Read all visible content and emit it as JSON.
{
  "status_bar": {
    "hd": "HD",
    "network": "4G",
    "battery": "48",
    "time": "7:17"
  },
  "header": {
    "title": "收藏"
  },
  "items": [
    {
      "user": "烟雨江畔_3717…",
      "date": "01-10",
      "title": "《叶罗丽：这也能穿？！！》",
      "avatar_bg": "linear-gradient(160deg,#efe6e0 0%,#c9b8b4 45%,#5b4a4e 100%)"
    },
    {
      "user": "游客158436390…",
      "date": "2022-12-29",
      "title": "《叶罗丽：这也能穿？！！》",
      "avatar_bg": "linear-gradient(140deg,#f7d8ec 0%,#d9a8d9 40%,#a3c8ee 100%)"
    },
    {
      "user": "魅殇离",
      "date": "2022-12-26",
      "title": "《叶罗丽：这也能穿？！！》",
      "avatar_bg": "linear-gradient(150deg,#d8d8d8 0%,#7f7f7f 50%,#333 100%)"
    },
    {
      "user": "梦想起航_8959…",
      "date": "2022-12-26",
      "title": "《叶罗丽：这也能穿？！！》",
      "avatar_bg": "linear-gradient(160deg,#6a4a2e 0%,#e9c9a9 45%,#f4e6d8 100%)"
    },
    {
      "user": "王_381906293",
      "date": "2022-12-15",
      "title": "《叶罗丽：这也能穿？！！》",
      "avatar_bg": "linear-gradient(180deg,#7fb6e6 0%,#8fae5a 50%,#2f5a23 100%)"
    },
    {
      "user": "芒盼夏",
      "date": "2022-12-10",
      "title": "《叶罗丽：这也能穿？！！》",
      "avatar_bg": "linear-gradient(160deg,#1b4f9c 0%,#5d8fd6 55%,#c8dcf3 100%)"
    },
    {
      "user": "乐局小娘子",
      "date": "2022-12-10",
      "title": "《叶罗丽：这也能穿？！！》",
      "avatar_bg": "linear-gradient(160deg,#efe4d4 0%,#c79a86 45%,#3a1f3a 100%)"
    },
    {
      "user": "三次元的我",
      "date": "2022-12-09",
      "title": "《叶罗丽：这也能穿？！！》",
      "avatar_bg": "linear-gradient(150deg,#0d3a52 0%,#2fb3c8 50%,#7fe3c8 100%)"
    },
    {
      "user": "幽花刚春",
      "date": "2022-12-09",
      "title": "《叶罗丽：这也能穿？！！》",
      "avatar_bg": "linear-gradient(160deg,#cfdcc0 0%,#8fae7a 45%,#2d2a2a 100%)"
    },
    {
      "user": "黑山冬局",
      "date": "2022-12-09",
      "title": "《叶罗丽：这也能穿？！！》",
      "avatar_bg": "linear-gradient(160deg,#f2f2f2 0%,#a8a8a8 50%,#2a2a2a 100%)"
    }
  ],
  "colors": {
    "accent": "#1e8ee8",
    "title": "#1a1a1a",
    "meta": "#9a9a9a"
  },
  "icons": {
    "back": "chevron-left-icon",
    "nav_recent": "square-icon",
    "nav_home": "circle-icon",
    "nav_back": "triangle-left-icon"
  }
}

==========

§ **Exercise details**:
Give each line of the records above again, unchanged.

§ **Answer to this problem**:
Read all visible content and emit it as JSON.
{
  "status_bar": {
    "hd": "HD",
    "network": "4G",
    "battery": "48",
    "time": "7:17"
  },
  "header": {
    "title": "收藏"
  },
  "items": [
    {
      "user": "烟雨江畔_3717…",
      "date": "01-10",
      "title": "《叶罗丽：这也能穿？！！》",
      "avatar_bg": "linear-gradient(160deg,#efe6e0 0%,#c9b8b4 45%,#5b4a4e 100%)"
    },
    {
      "user": "游客158436390…",
      "date": "2022-12-29",
      "title": "《叶罗丽：这也能穿？！！》",
      "avatar_bg": "linear-gradient(140deg,#f7d8ec 0%,#d9a8d9 40%,#a3c8ee 100%)"
    },
    {
      "user": "魅殇离",
      "date": "2022-12-26",
      "title": "《叶罗丽：这也能穿？！！》",
      "avatar_bg": "linear-gradient(150deg,#d8d8d8 0%,#7f7f7f 50%,#333 100%)"
    },
    {
      "user": "梦想起航_8959…",
      "date": "2022-12-26",
      "title": "《叶罗丽：这也能穿？！！》",
      "avatar_bg": "linear-gradient(160deg,#6a4a2e 0%,#e9c9a9 45%,#f4e6d8 100%)"
    },
    {
      "user": "王_381906293",
      "date": "2022-12-15",
      "title": "《叶罗丽：这也能穿？！！》",
      "avatar_bg": "linear-gradient(180deg,#7fb6e6 0%,#8fae5a 50%,#2f5a23 100%)"
    },
    {
      "user": "芒盼夏",
      "date": "2022-12-10",
      "title": "《叶罗丽：这也能穿？！！》",
      "avatar_bg": "linear-gradient(160deg,#1b4f9c 0%,#5d8fd6 55%,#c8dcf3 100%)"
    },
    {
      "user": "乐局小娘子",
      "date": "2022-12-10",
      "title": "《叶罗丽：这也能穿？！！》",
      "avatar_bg": "linear-gradient(160deg,#efe4d4 0%,#c79a86 45%,#3a1f3a 100%)"
    },
    {
      "user": "三次元的我",
      "date": "2022-12-09",
      "title": "《叶罗丽：这也能穿？！！》",
      "avatar_bg": "linear-gradient(150deg,#0d3a52 0%,#2fb3c8 50%,#7fe3c8 100%)"
    },
    {
      "user": "幽花刚春",
      "date": "2022-12-09",
      "title": "《叶罗丽：这也能穿？！！》",
      "avatar_bg": "linear-gradient(160deg,#cfdcc0 0%,#8fae7a 45%,#2d2a2a 100%)"
    },
    {
      "user": "黑山冬局",
      "date": "2022-12-09",
      "title": "《叶罗丽：这也能穿？！！》",
      "avatar_bg": "linear-gradient(160deg,#f2f2f2 0%,#a8a8a8 50%,#2a2a2a 100%)"
    }
  ],
  "colors": {
    "accent": "#1e8ee8",
    "title": "#1a1a1a",
    "meta": "#9a9a9a"
  },
  "icons": {
    "back": "chevron-left-icon",
    "nav_recent": "square-icon",
    "nav_home": "circle-icon",
    "nav_back": "triangle-left-icon"
  }
}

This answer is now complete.